Yes, my saying “husband at the time” and “the day before the worst day of my life,” you know that my dream of going back didn’t happen like I had dreamed of on that day. In fact, the next day after our ship docked I had a strong impending feeling come over me that something wasn’t right, and I needed to hurry home.
Once again I called home. My husband answered with cheer in his voice and messages of him loving me and missing me. He said everything at home was going well and not to hurry home. “Enjoy your time with your older children while you have them.”
When he said this, even though it was a very thoughtful and kind thing to say, something in my stomach twisted hard. Something wasn’t right. My chest tightened, and my heart pounded.
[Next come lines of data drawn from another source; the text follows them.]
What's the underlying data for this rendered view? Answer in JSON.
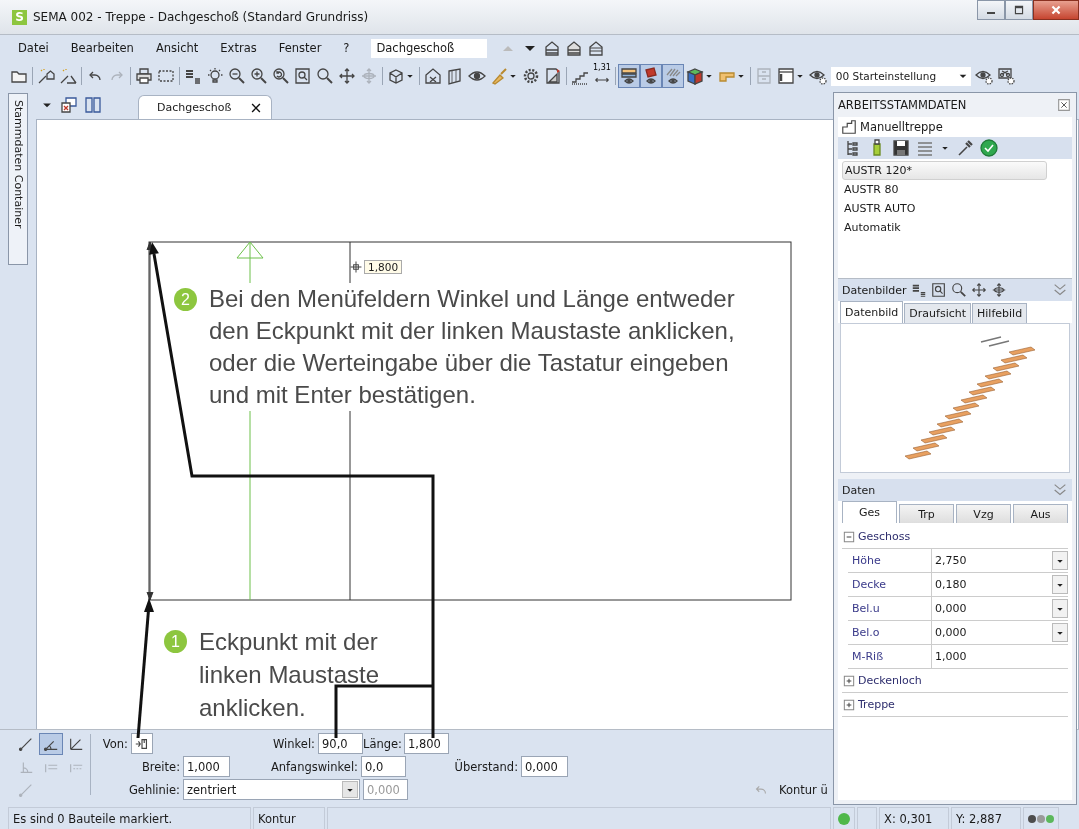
{
  "window": {
    "logo": "S",
    "title": "SEMA  002 - Treppe  - Dachgeschoß (Standard Grundriss)"
  },
  "menu": [
    "Datei",
    "Bearbeiten",
    "Ansicht",
    "Extras",
    "Fenster",
    "?"
  ],
  "level_selector": {
    "value": "Dachgeschoß"
  },
  "toolbar_groups": [
    [
      {
        "kind": "folder",
        "pressed": false,
        "disabled": false,
        "menu": false
      }
    ],
    [
      {
        "kind": "wand-house",
        "pressed": false,
        "disabled": false,
        "menu": false
      },
      {
        "kind": "wand-angle",
        "pressed": false,
        "disabled": false,
        "menu": false
      }
    ],
    [
      {
        "kind": "undo",
        "pressed": false,
        "disabled": false,
        "menu": false
      },
      {
        "kind": "redo",
        "pressed": false,
        "disabled": true,
        "menu": false
      }
    ],
    [
      {
        "kind": "printer",
        "pressed": false,
        "disabled": false,
        "menu": false
      },
      {
        "kind": "frame",
        "pressed": false,
        "disabled": false,
        "menu": false
      }
    ],
    [
      {
        "kind": "font-size",
        "pressed": false,
        "disabled": false,
        "menu": false
      },
      {
        "kind": "bulb",
        "pressed": false,
        "disabled": false,
        "menu": false
      },
      {
        "kind": "zoom-out",
        "pressed": false,
        "disabled": false,
        "menu": false
      },
      {
        "kind": "zoom-in",
        "pressed": false,
        "disabled": false,
        "menu": false
      },
      {
        "kind": "zoom-previous",
        "pressed": false,
        "disabled": false,
        "menu": false
      },
      {
        "kind": "zoom-page",
        "pressed": false,
        "disabled": false,
        "menu": false
      },
      {
        "kind": "search",
        "pressed": false,
        "disabled": false,
        "menu": false
      },
      {
        "kind": "move",
        "pressed": false,
        "disabled": false,
        "menu": false
      },
      {
        "kind": "move-3d",
        "pressed": false,
        "disabled": true,
        "menu": false
      }
    ],
    [
      {
        "kind": "view-cube",
        "pressed": false,
        "disabled": false,
        "menu": true
      }
    ],
    [
      {
        "kind": "house-cut",
        "pressed": false,
        "disabled": false,
        "menu": false
      },
      {
        "kind": "plane",
        "pressed": false,
        "disabled": false,
        "menu": false
      },
      {
        "kind": "eye",
        "pressed": false,
        "disabled": false,
        "menu": false
      },
      {
        "kind": "brush",
        "pressed": false,
        "disabled": false,
        "menu": true
      },
      {
        "kind": "gear",
        "pressed": false,
        "disabled": false,
        "menu": false
      },
      {
        "kind": "dxf",
        "pressed": false,
        "disabled": false,
        "menu": false
      }
    ],
    [
      {
        "kind": "stairs",
        "pressed": false,
        "disabled": false,
        "menu": false
      },
      {
        "kind": "dimension",
        "label": "1,31",
        "pressed": false,
        "disabled": false,
        "menu": false
      }
    ],
    [
      {
        "kind": "layer-bar",
        "pressed": true,
        "disabled": false,
        "menu": false
      },
      {
        "kind": "layer-red",
        "pressed": true,
        "disabled": false,
        "menu": false
      },
      {
        "kind": "layer-hatch",
        "pressed": true,
        "disabled": false,
        "menu": false
      },
      {
        "kind": "color-cube",
        "pressed": false,
        "disabled": false,
        "menu": true
      },
      {
        "kind": "beam",
        "pressed": false,
        "disabled": false,
        "menu": true
      }
    ],
    [
      {
        "kind": "cabinet",
        "pressed": false,
        "disabled": true,
        "menu": false
      },
      {
        "kind": "panel",
        "pressed": false,
        "disabled": false,
        "menu": true
      },
      {
        "kind": "eye-gear",
        "pressed": false,
        "disabled": false,
        "menu": false
      }
    ]
  ],
  "view_setting": {
    "value": "00 Starteinstellung"
  },
  "side_tab": "Stammdaten Container",
  "document_tabs": [
    {
      "label": "Dachgeschoß",
      "selected": true
    }
  ],
  "canvas": {
    "readout": "1,800",
    "callouts": [
      {
        "number": "2",
        "lines": [
          "Bei den Menüfeldern Winkel und Länge entweder",
          "den Eckpunkt mit der linken Maustaste anklicken,",
          "oder die Werteingabe über die Tastatur eingeben",
          "und mit Enter bestätigen."
        ]
      },
      {
        "number": "1",
        "lines": [
          "Eckpunkt mit der",
          "linken Maustaste",
          "anklicken."
        ]
      }
    ]
  },
  "input_panel": {
    "tools": [
      {
        "kind": "line-tool",
        "selected": false,
        "disabled": false
      },
      {
        "kind": "angle-tool",
        "selected": true,
        "disabled": false
      },
      {
        "kind": "corner-tool",
        "selected": false,
        "disabled": false
      },
      {
        "kind": "right-angle-tool",
        "selected": false,
        "disabled": true
      },
      {
        "kind": "parallel-tool",
        "selected": false,
        "disabled": true
      },
      {
        "kind": "parallel-dashed-tool",
        "selected": false,
        "disabled": true
      },
      {
        "kind": "line-tool",
        "selected": false,
        "disabled": true
      }
    ],
    "von": "Von:",
    "winkel": {
      "label": "Winkel:",
      "value": "90,0"
    },
    "laenge": {
      "label": "Länge:",
      "value": "1,800"
    },
    "breite": {
      "label": "Breite:",
      "value": "1,000"
    },
    "anfangswinkel": {
      "label": "Anfangswinkel:",
      "value": "0,0"
    },
    "ueberstand": {
      "label": "Überstand:",
      "value": "0,000"
    },
    "gehlinie": {
      "label": "Gehlinie:",
      "value": "zentriert"
    },
    "gehlinie_offset": {
      "value": "0,000",
      "disabled": true
    },
    "hint": "Kontur ü"
  },
  "status_bar": {
    "message": "Es sind 0 Bauteile markiert.",
    "mode": "Kontur",
    "x": "X: 0,301",
    "y": "Y: 2,887",
    "indicators": [
      {
        "color": "#4d4d4d"
      },
      {
        "color": "#9a9a9a"
      },
      {
        "color": "#5cb85c"
      }
    ]
  },
  "panel": {
    "title": "ARBEITSSTAMMDATEN",
    "object": "Manuelltreppe",
    "entries": [
      {
        "label": "AUSTR 120*",
        "selected": true
      },
      {
        "label": "AUSTR 80",
        "selected": false
      },
      {
        "label": "AUSTR AUTO",
        "selected": false
      },
      {
        "label": "Automatik",
        "selected": false
      }
    ],
    "images": {
      "title": "Datenbilder",
      "tabs": [
        {
          "label": "Datenbild",
          "selected": true
        },
        {
          "label": "Draufsicht",
          "selected": false
        },
        {
          "label": "Hilfebild",
          "selected": false
        }
      ]
    },
    "data": {
      "title": "Daten",
      "tabs": [
        {
          "label": "Ges",
          "selected": true
        },
        {
          "label": "Trp",
          "selected": false
        },
        {
          "label": "Vzg",
          "selected": false
        },
        {
          "label": "Aus",
          "selected": false
        }
      ],
      "groups": [
        {
          "label": "Geschoss",
          "expanded": true,
          "rows": [
            {
              "name": "Höhe",
              "value": "2,750",
              "dropdown": true
            },
            {
              "name": "Decke",
              "value": "0,180",
              "dropdown": true
            },
            {
              "name": "Bel.u",
              "value": "0,000",
              "dropdown": true
            },
            {
              "name": "Bel.o",
              "value": "0,000",
              "dropdown": true
            },
            {
              "name": "M-Riß",
              "value": "1,000",
              "dropdown": false
            }
          ]
        },
        {
          "label": "Deckenloch",
          "expanded": false
        },
        {
          "label": "Treppe",
          "expanded": false
        }
      ]
    }
  }
}
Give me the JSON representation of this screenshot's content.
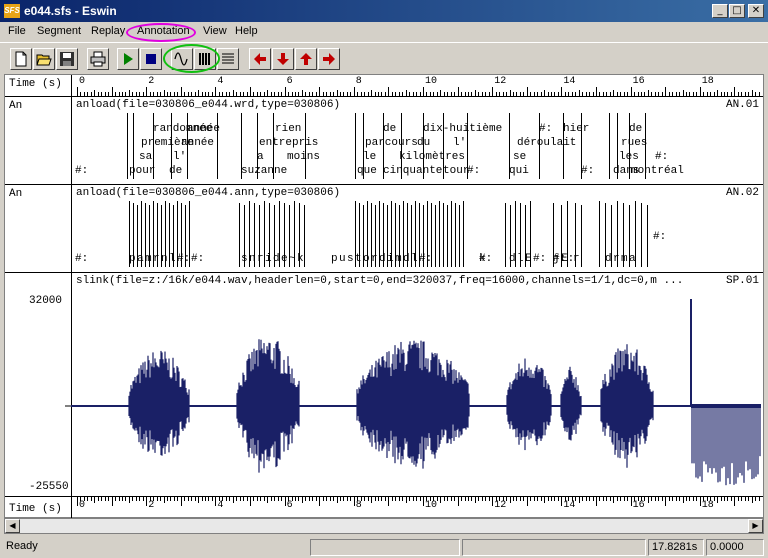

I had the impression that I shouldn’t let him know that I was on my way or that I was as close as I was so I didn’t.
Instead, I slipped into the car with my older kids and speed down the highway completely breaking the speed limit as I was unable to shake the disturbing feeling that something wasn’t right.
And that feeling was right. When I pulled up to my house, grateful to be home on solid ground and looking forward to a long snuggle with my husband, I noticed that my husband was outside doing something with the van.
I didn’t let this bother me. I needed a hug. (Being on a cruise for three days with three teenagers could wear any good mother down.) I rushed out of the car and up to my husband, but instead of getting the expected and promised hug, I got a brutal brush-off as he knocked into me and hurried past me into the car.
I was soon to find a lot of my stuff missing in the house and my two younger children missing. My husband who had promised to work on the relationship was leaving me and had been planning his great escape for months. Needless to say, the Catalina Island trip was a no go.
Or so I thought. Flash forward four years later and jump me into a happy marriage. I had found a husband who was much more than talk. He actually only wanted to be married to me. He liked holding my hand and snuggle time was to be expected not begged for.
Well, four years later I needed to write a book, and I needed a new place to write about. Of course, it was going to have to be Catalina and I needed to do a work trip to Catalina so I could thoroughly research the island to make the story sparkle with reality and authenticity.
Naturally, the main leads were going to go zip lining, so I asked my new hubby if he would go with me. After some protest, mostly about him zip lining, he agreed to be my hero and the brave, romantic lead in my life so I could write about the place based on experience.
We packed up our stuff, drove for hours, and one simple boat ride later, presto, I was back to the place I had longed to return to. The next morning I stood by the man I truly wanted to be with, and he held my hand as I shook climbing the podium to jump into the deep abyss of a canyon with the idea of flying attached to a zip line through a quarter mile of sky.
After a couple of whimpers and a host of swear words and one mighty yell, I jumped and soon after my husband followed. We jumped, again and again, going down five separate zip lines and enjoying the feeling of being truly alive.
As I looked back at him all hoisted up in gear; I couldn’t believe what I saw. I saw a kind man looking at me, happy to travel and jump if that was what it took to make me happy. Then and there I knew that happy endings are not only for fiction books but can also happen in real life.
Anastasia Alexander, author of Superstitious Romance and upcoming novel Romancing JT.